Caroline Wiseman has three big reasons on why she wants to run for Miss Haskell. She wants to represent our school as Miss Haskell to help herself professionally and to also improve upon her communication and leadership skills, to use Haskell’s major tribal diversity to share more information on all tribes represented here at school, and finally because there hasn’t been a Miss Haskell who was from an Alaskan tribe and wants to change that. Her platform is one based on multiculturalism and culture diversity. She wants to promote cultural pride and perpetuation of knowledge. She also wants to bring school spirit to Haskell and feels that “by giving more opportunities for people [within Haskell and Lawrence] to share about their cultures and that it would strengthen our school’s community, Lawrence community and Haskell spirit”. She wants people to vote for her because she would love the opportunity to prove herself as a role model at Haskell and have the ability to “promote our university, Indian Country, and the Lawrence community.”
Jamie Colvin is the fourth candidate running for Miss Haskell. She wants to run for Miss Haskell because she wants to fulfill a dream she’s had since she was young. “Ever since I was a little girl and coming to the Commencement powwows and just looked up to her as a role model and feel that I can be that role model that I was shown.” Colvin’s platform is showing our Haskell community that she’s there for everyone and that she cares about our student body. “I’m here to be everyone’s voice and I’m here to implement everyone’s ideas.” She also wants to correct Haskell’s negative image. “We need to stop putting down Haskell because Haskell brings opportunities to our students and to also bring light to opportunities we offer.” Colvin wants voters to know that she is here for all students and that she doesn’t see her campaign as a popularity contest and as well just being Miss Haskell. “I’m here to be the image of Haskell and set the tone and be the voice of all our students.”

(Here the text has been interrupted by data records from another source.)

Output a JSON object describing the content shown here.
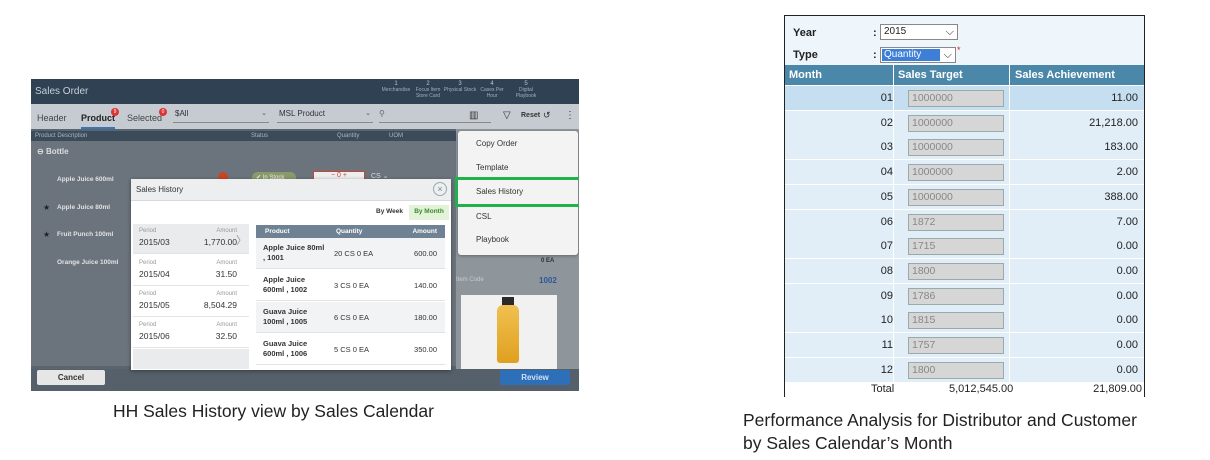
{
  "tablet": {
    "title": "Sales Order",
    "steps": [
      {
        "num": "1",
        "label": "Merchandise"
      },
      {
        "num": "2",
        "label": "Focus Item Store Card"
      },
      {
        "num": "3",
        "label": "Physical Stock"
      },
      {
        "num": "4",
        "label": "Cases Per Hour"
      },
      {
        "num": "5",
        "label": "Digital Playbook"
      }
    ],
    "tabs": {
      "header": "Header",
      "product": "Product",
      "product_badge": "9",
      "selected": "Selected",
      "selected_badge": "0"
    },
    "filter_all": "$All",
    "filter_msl": "MSL Product",
    "reset_label": "Reset",
    "columns": {
      "description": "Product Description",
      "status": "Status",
      "quantity": "Quantity",
      "uom": "UOM"
    },
    "group_label": "Bottle",
    "products": [
      "Apple Juice 600ml",
      "Apple Juice 80ml",
      "Fruit Punch 100ml",
      "Orange Juice 100ml"
    ],
    "in_stock": "In Stock",
    "qty_value": "0",
    "uom_value": "CS",
    "item_code_label": "Item Code",
    "item_code_value": "1002",
    "ea_label": "0 EA",
    "cancel_label": "Cancel",
    "review_label": "Review",
    "context_menu": [
      "Copy Order",
      "Template",
      "Sales History",
      "CSL",
      "Playbook"
    ]
  },
  "dialog": {
    "title": "Sales History",
    "by_week": "By Week",
    "by_month": "By Month",
    "period_label": "Period",
    "amount_label": "Amount",
    "periods": [
      {
        "period": "2015/03",
        "amount": "1,770.00"
      },
      {
        "period": "2015/04",
        "amount": "31.50"
      },
      {
        "period": "2015/05",
        "amount": "8,504.29"
      },
      {
        "period": "2015/06",
        "amount": "32.50"
      }
    ],
    "table_headers": {
      "product": "Product",
      "quantity": "Quantity",
      "amount": "Amount"
    },
    "rows": [
      {
        "product": "Apple Juice 80ml , 1001",
        "quantity": "20 CS 0 EA",
        "amount": "600.00"
      },
      {
        "product": "Apple Juice 600ml , 1002",
        "quantity": "3 CS 0 EA",
        "amount": "140.00"
      },
      {
        "product": "Guava Juice 100ml , 1005",
        "quantity": "6 CS 0 EA",
        "amount": "180.00"
      },
      {
        "product": "Guava Juice 600ml , 1006",
        "quantity": "5 CS 0 EA",
        "amount": "350.00"
      }
    ]
  },
  "left_caption": "HH Sales History view by Sales Calendar",
  "report": {
    "year_label": "Year",
    "year_value": "2015",
    "type_label": "Type",
    "type_value": "Quantity",
    "required_mark": "*",
    "colon": ":",
    "headers": {
      "month": "Month",
      "target": "Sales Target",
      "achievement": "Sales Achievement"
    },
    "rows": [
      {
        "month": "01",
        "target": "1000000",
        "achievement": "11.00"
      },
      {
        "month": "02",
        "target": "1000000",
        "achievement": "21,218.00"
      },
      {
        "month": "03",
        "target": "1000000",
        "achievement": "183.00"
      },
      {
        "month": "04",
        "target": "1000000",
        "achievement": "2.00"
      },
      {
        "month": "05",
        "target": "1000000",
        "achievement": "388.00"
      },
      {
        "month": "06",
        "target": "1872",
        "achievement": "7.00"
      },
      {
        "month": "07",
        "target": "1715",
        "achievement": "0.00"
      },
      {
        "month": "08",
        "target": "1800",
        "achievement": "0.00"
      },
      {
        "month": "09",
        "target": "1786",
        "achievement": "0.00"
      },
      {
        "month": "10",
        "target": "1815",
        "achievement": "0.00"
      },
      {
        "month": "11",
        "target": "1757",
        "achievement": "0.00"
      },
      {
        "month": "12",
        "target": "1800",
        "achievement": "0.00"
      }
    ],
    "total_label": "Total",
    "total_target": "5,012,545.00",
    "total_achievement": "21,809.00"
  },
  "right_caption_line1": "Performance Analysis for Distributor and Customer",
  "right_caption_line2": "by Sales Calendar’s Month",
  "colors": {
    "highlight": "#1fb14a",
    "header_blue": "#4b87a8",
    "dropdown_selected": "#3d7fd6"
  }
}
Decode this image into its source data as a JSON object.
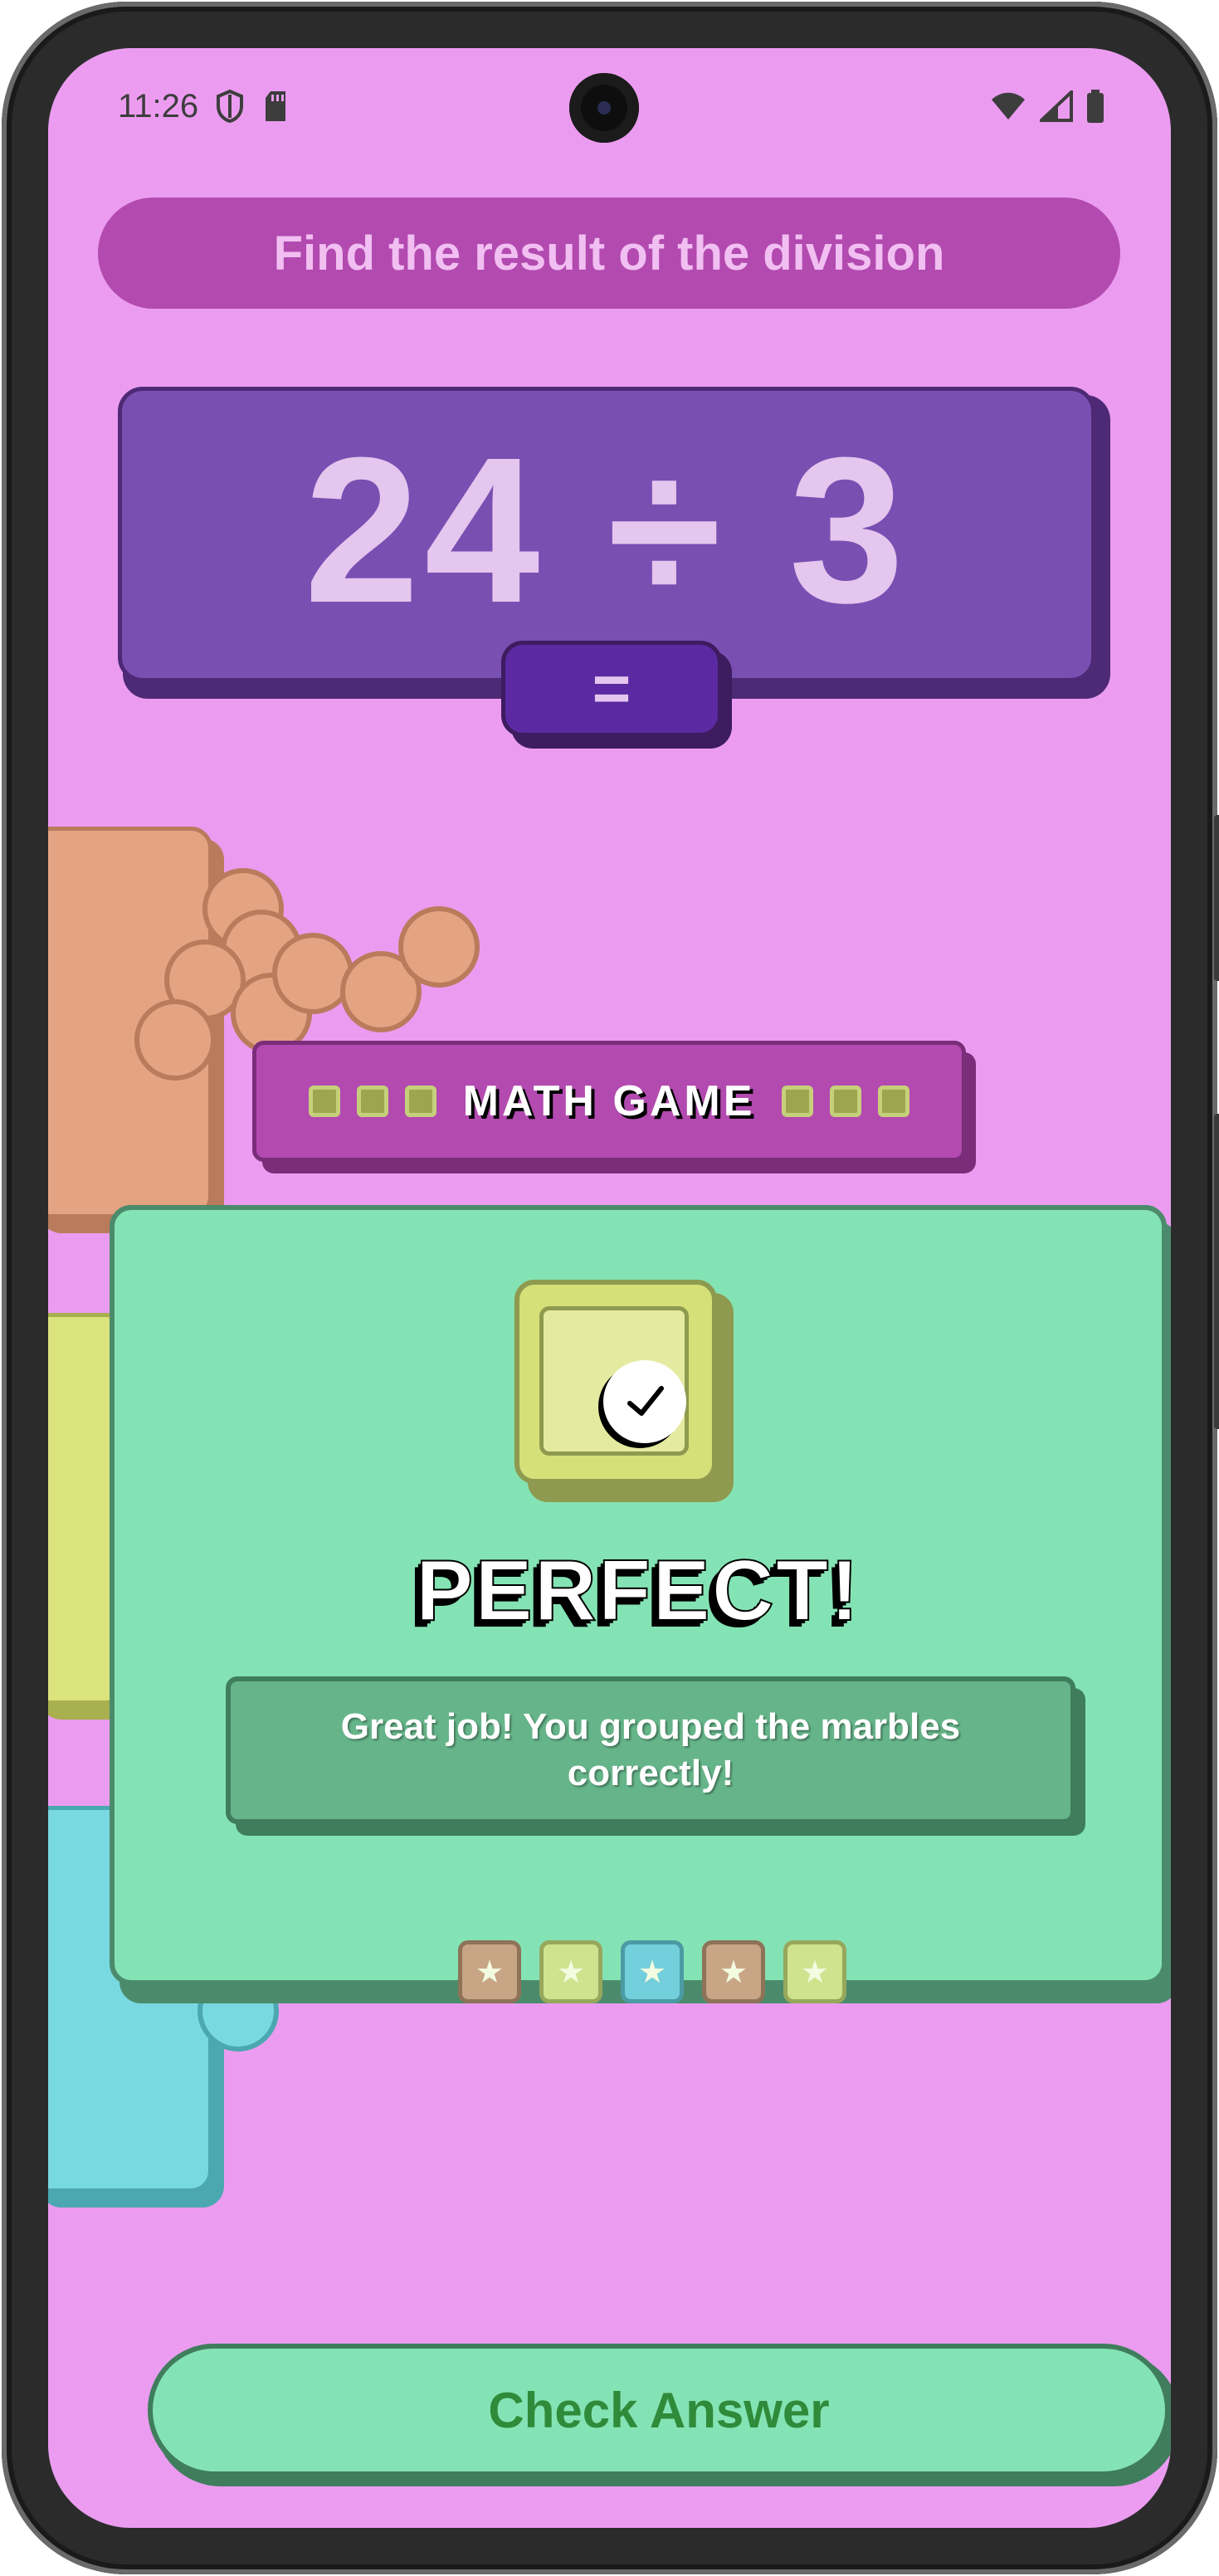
{
  "status_bar": {
    "time": "11:26",
    "left_icons": [
      "shield-icon",
      "sd-card-icon"
    ],
    "right_icons": [
      "wifi-icon",
      "cell-signal-icon",
      "battery-icon"
    ]
  },
  "instruction": "Find the result of the division",
  "equation": {
    "text": "24 ÷ 3",
    "equals": "="
  },
  "game_label": "MATH GAME",
  "result_card": {
    "icon": "check-icon",
    "heading": "PERFECT!",
    "message": "Great job! You grouped the marbles correctly!",
    "stars": [
      {
        "icon": "star-icon",
        "color": "#c7a585"
      },
      {
        "icon": "star-icon",
        "color": "#cfe38e"
      },
      {
        "icon": "star-icon",
        "color": "#73cfdb"
      },
      {
        "icon": "star-icon",
        "color": "#c7a585"
      },
      {
        "icon": "star-icon",
        "color": "#cfe38e"
      }
    ]
  },
  "check_button": "Check Answer",
  "colors": {
    "background": "#eb9cf0",
    "banner": "#b34ab0",
    "equation_box": "#7a4fb2",
    "card": "#84e3b4",
    "button_text": "#2f8a3a"
  }
}
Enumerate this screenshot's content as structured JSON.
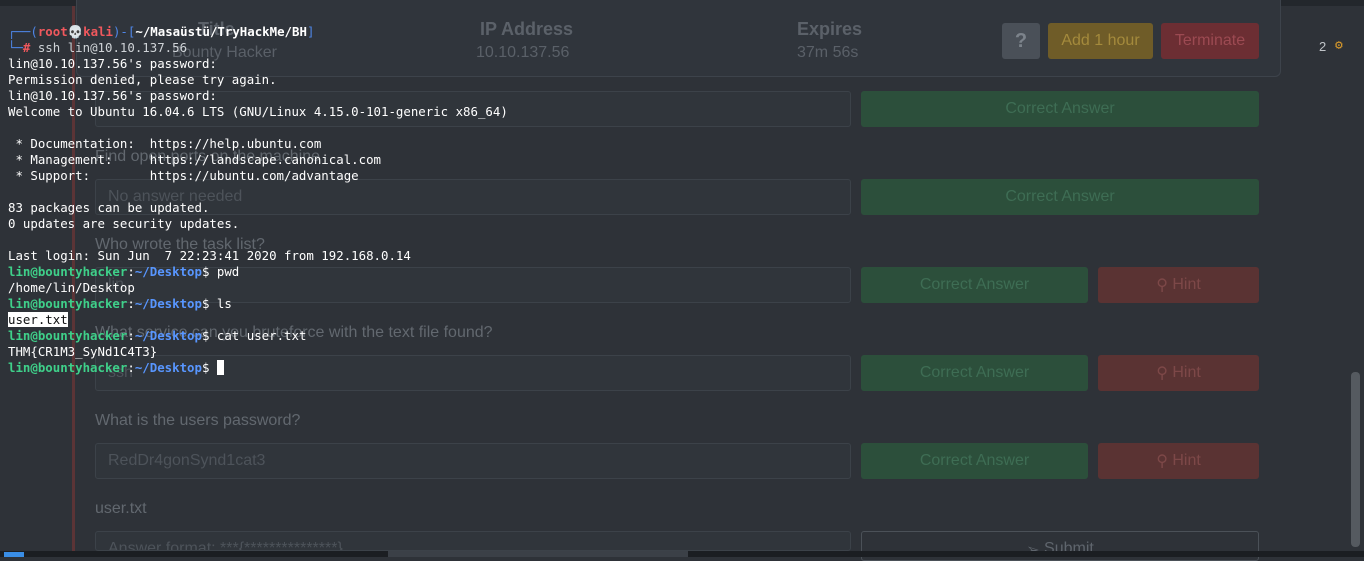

Kayla Bointy wants to run for Miss Haskell because she wants to be among the many great people who have walked through Haskell’s doors and advocate on education. She has a firm grounding in traditional values and a “strong reverence for history”. Adding that, “we are surrounded by future leaders, professionals, and business owners, but we cannot succeed without furthering our education.” Bointy wants voters to know that she will be the voice for students, to “…strive to be the best representative for those who are past, present and future”.
Voting begins April 25th during lunch and dinner hours at Curtis Hall and ends April 26th once dinner is done for the night. You must have Haskell ID to vote. Faculty, staff and alumni are also eligible to vote.